Now, at the end of this conversation (or conversari), allow me to return to the subject of comparison and the question of what it is possible to compare. It would be mistaken to take either the combination of politics and religion or that of theology and politics or even that of politics and ritual as some kind of universal standard. “Politics” and “Religion” are no more than dry encyclopedia entries. The modernity of the Shinto of the Meiji was invented using the deification and cult of a top-hatted emperor who opened electric power stations and new railway networks. The “minister of divine affairs” collaborated with the department of “National Studies” to redefine the relations between Buddhists, Confucians, and Shintoists of a variety of persuasions. This was in the early twentieth century. It was an extraordinary politicoreligious configuration, impossible to view in perspective until such time as an attempt was made to analyze its components and the formation of its successive strata. Shinto was reason enough, at the time. No doubt, but what kind of reason? And on the basis of what practices was it constructed? And what about the Christian West? Does it justify liberated minds declaring that politics were invented in the religious domain, and—besides—which religious domain? Similarly, even if, as a hasty and preliminary hypothesis, in ancient Rome religious power legitimated political power, is it not advisable to work with historians who can analyze the extremely complex system of assemblies and the interaction of what the Romans called auctoritas and inauguratio? Rome may have introduced citizen gods and various kinds of contracts between men and the gods, but how and in the course of what parallel or successive experiences did the domain of politics take shape there?

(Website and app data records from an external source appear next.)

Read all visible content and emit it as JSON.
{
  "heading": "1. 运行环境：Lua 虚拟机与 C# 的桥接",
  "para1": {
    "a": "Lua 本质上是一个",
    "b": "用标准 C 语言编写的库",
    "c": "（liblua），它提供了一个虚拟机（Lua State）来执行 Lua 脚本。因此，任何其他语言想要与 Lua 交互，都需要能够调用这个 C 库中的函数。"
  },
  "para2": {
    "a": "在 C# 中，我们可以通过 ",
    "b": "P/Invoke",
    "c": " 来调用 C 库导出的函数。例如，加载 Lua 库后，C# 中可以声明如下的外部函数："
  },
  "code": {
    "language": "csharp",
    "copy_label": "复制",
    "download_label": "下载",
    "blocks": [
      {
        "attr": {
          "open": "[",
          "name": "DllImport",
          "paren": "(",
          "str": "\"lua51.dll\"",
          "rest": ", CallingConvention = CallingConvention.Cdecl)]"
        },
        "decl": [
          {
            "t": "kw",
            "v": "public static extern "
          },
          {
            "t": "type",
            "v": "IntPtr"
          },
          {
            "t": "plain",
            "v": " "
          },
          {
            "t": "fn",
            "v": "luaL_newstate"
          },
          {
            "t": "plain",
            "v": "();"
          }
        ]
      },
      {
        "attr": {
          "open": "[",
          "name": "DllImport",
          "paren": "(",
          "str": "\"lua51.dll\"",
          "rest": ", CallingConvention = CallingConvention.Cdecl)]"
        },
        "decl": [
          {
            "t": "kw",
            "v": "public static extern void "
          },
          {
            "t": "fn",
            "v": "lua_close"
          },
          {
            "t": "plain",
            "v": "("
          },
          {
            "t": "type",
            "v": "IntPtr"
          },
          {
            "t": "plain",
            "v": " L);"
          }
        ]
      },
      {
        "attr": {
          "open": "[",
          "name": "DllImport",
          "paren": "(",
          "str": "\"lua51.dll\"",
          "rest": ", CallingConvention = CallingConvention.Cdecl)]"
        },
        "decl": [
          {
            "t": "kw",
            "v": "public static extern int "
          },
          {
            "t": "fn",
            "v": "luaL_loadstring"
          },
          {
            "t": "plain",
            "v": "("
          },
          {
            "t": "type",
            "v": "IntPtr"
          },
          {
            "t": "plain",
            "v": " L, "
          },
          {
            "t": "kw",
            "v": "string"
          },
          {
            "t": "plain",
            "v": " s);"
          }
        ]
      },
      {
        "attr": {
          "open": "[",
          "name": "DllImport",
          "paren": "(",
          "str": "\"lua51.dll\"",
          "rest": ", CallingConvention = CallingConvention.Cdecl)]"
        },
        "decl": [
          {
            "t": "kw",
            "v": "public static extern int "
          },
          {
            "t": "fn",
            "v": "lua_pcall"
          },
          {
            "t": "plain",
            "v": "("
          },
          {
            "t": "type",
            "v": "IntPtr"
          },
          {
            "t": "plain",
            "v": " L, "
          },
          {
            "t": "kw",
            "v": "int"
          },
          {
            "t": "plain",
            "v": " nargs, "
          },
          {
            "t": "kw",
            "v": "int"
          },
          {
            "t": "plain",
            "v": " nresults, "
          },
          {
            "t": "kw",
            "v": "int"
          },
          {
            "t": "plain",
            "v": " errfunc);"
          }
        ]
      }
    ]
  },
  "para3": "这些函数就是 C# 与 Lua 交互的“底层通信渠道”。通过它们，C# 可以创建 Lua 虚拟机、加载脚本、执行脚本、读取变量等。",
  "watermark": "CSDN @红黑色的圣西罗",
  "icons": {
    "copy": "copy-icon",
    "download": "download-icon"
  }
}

What I wish to suggest is that this kind of experimental and constructive comparison, practiced by historians in collaboration with anthropologists, may provide a useful way to probe the complexity of societies, such as present-day Israel (which is but one of many), which draw attention to the extreme fragility of what we call the “political domain.” It was much the same in the past. Nothing much has changed. {107|}


[ back ] *. This chapter is a revision of an article published in Arion 12.2 (Fall 2004) 49–66.

[ back ] 1. Cf. Detienne 1968.

[ back ] 2. Cf. “Experimenting in the Field of Polytheisms” in this volume.

[ back ] 3. Iliad XI 807. Cf. Detienne 1998a:155.

[ back ] 4. Odyssey vi 4–10, Cf. Detienne 1998a:105–106.

[ back ] 5. Cf. Detienne 1998a:108–110.

[ back ] 6. Odyssey II 39.

[ back ] 7. Detienne 1998a:84–104, “Prince de la colonization: archégète.”

[ back ] 8. Detienne 1998a:107, 113, 116, 163–164, 166–168.

[ back ] 9. On Hestia and Themis, cf. Detienne 1998a:156–60.

[ back ] 10. For a short introduction to these issues, see Sissa and Detienne 2000:166–207, “Gods at the Heart of Politics.”

[ back ] 11. See van Effenterre and Ruzé 1994.